# [WORK TO COMPLETE]
Where a line of the data below has the string "source", copy that line.

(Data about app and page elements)
□ □ □ □ □ □ □

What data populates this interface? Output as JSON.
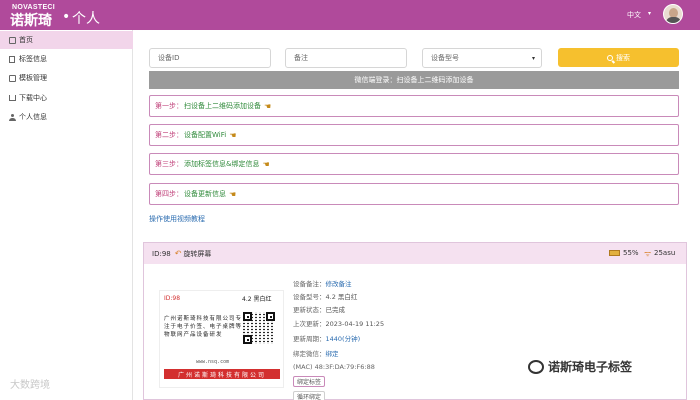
{
  "header": {
    "brand_en": "NOVASTECI",
    "brand_cn": "诺斯琦",
    "brand_separator": "•",
    "brand_section": "个人",
    "language": "中文",
    "bg_color": "#b04a9b"
  },
  "sidebar": {
    "items": [
      {
        "label": "首页",
        "icon": "home-icon",
        "active": true
      },
      {
        "label": "标签信息",
        "icon": "tag-icon",
        "active": false
      },
      {
        "label": "模板管理",
        "icon": "template-icon",
        "active": false
      },
      {
        "label": "下载中心",
        "icon": "download-icon",
        "active": false
      },
      {
        "label": "个人信息",
        "icon": "user-icon",
        "active": false
      }
    ]
  },
  "search": {
    "device_id_placeholder": "设备ID",
    "remark_placeholder": "备注",
    "model_select": "设备型号",
    "search_label": "搜索"
  },
  "wechat_bar": "微信端登录：扫设备上二维码添加设备",
  "steps": [
    {
      "prefix": "第一步：",
      "text": "扫设备上二维码添加设备"
    },
    {
      "prefix": "第二步：",
      "text": "设备配置WiFi"
    },
    {
      "prefix": "第三步：",
      "text": "添加标签信息&绑定信息"
    },
    {
      "prefix": "第四步：",
      "text": "设备更新信息"
    }
  ],
  "video_link": "操作使用视频教程",
  "device": {
    "id": "ID:98",
    "rotate_label": "旋转屏幕",
    "battery": "55%",
    "signal": "25asu",
    "tag_preview": {
      "id": "ID:98",
      "model": "4.2 黑白红",
      "company_text": "广州诺斯琦科技有限公司专注于电子价签、电子桌牌等物联网产品设备研发",
      "url": "www.nsq.com",
      "footer": "广州诺斯琦科技有限公司"
    },
    "info": {
      "remark_label": "设备备注：",
      "remark_value": "修改备注",
      "model_label": "设备型号：",
      "model_value": "4.2 黑白红",
      "status_label": "更新状态：",
      "status_value": "已完成",
      "last_update_label": "上次更新：",
      "last_update_value": "2023-04-19 11:25",
      "period_label": "更新周期：",
      "period_value": "1440(分钟)",
      "wechat_label": "绑定微信：",
      "wechat_value": "绑定",
      "mac": "(MAC) 48:3F:DA:79:F6:88",
      "bind_tag_button": "绑定标签",
      "cycle_bind_button": "循环绑定"
    }
  },
  "watermarks": {
    "left": "大数跨境",
    "right": "诺斯琦电子标签"
  }
}
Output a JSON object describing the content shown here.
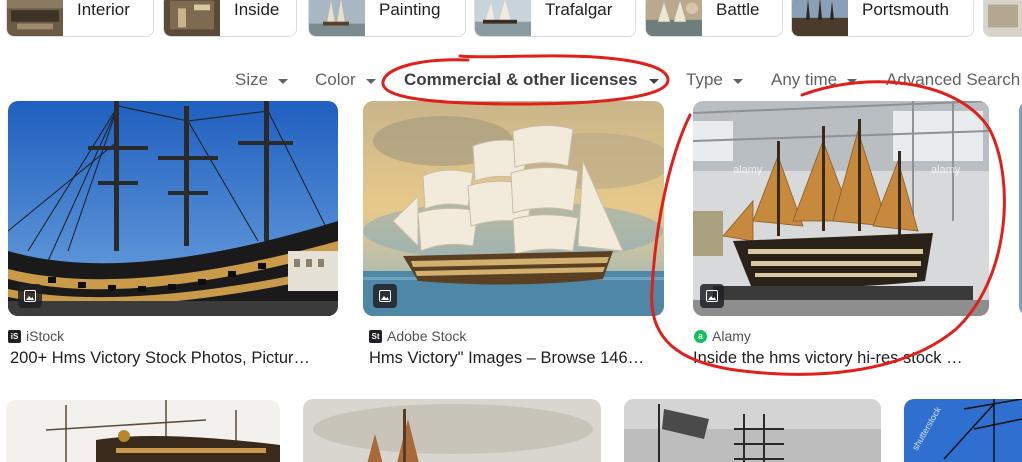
{
  "related_chips": [
    {
      "label": "Interior"
    },
    {
      "label": "Inside"
    },
    {
      "label": "Painting"
    },
    {
      "label": "Trafalgar"
    },
    {
      "label": "Battle"
    },
    {
      "label": "Portsmouth"
    }
  ],
  "filters": {
    "size": "Size",
    "color": "Color",
    "license": "Commercial & other licenses",
    "type": "Type",
    "time": "Any time",
    "advanced": "Advanced Search"
  },
  "results": [
    {
      "source": "iStock",
      "favicon_text": "iS",
      "favicon_color": "#202124",
      "title": "200+ Hms Victory Stock Photos, Pictur…"
    },
    {
      "source": "Adobe Stock",
      "favicon_text": "St",
      "favicon_color": "#202124",
      "title": "Hms Victory\" Images – Browse 146…"
    },
    {
      "source": "Alamy",
      "favicon_text": "a",
      "favicon_color": "#11c05a",
      "title": "Inside the hms victory hi-res stock …"
    }
  ],
  "image_watermarks": {
    "alamy_1": "alamy",
    "alamy_2": "alamy",
    "shutterstock": "shutterstock"
  },
  "annotation_color": "#e0201a",
  "icons": {
    "image_badge": "image-icon",
    "filter_caret": "caret-down-icon"
  }
}
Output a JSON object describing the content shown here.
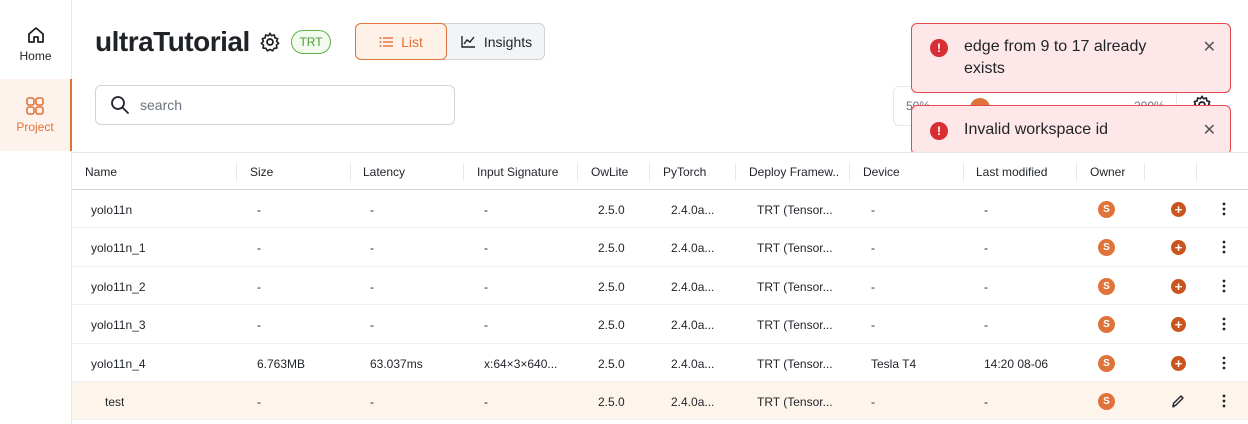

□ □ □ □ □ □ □

# [RESULT OF THE EXERCISE]
      "source": "iStock",
      "source": "Adobe Stock",
      "source": "Alamy",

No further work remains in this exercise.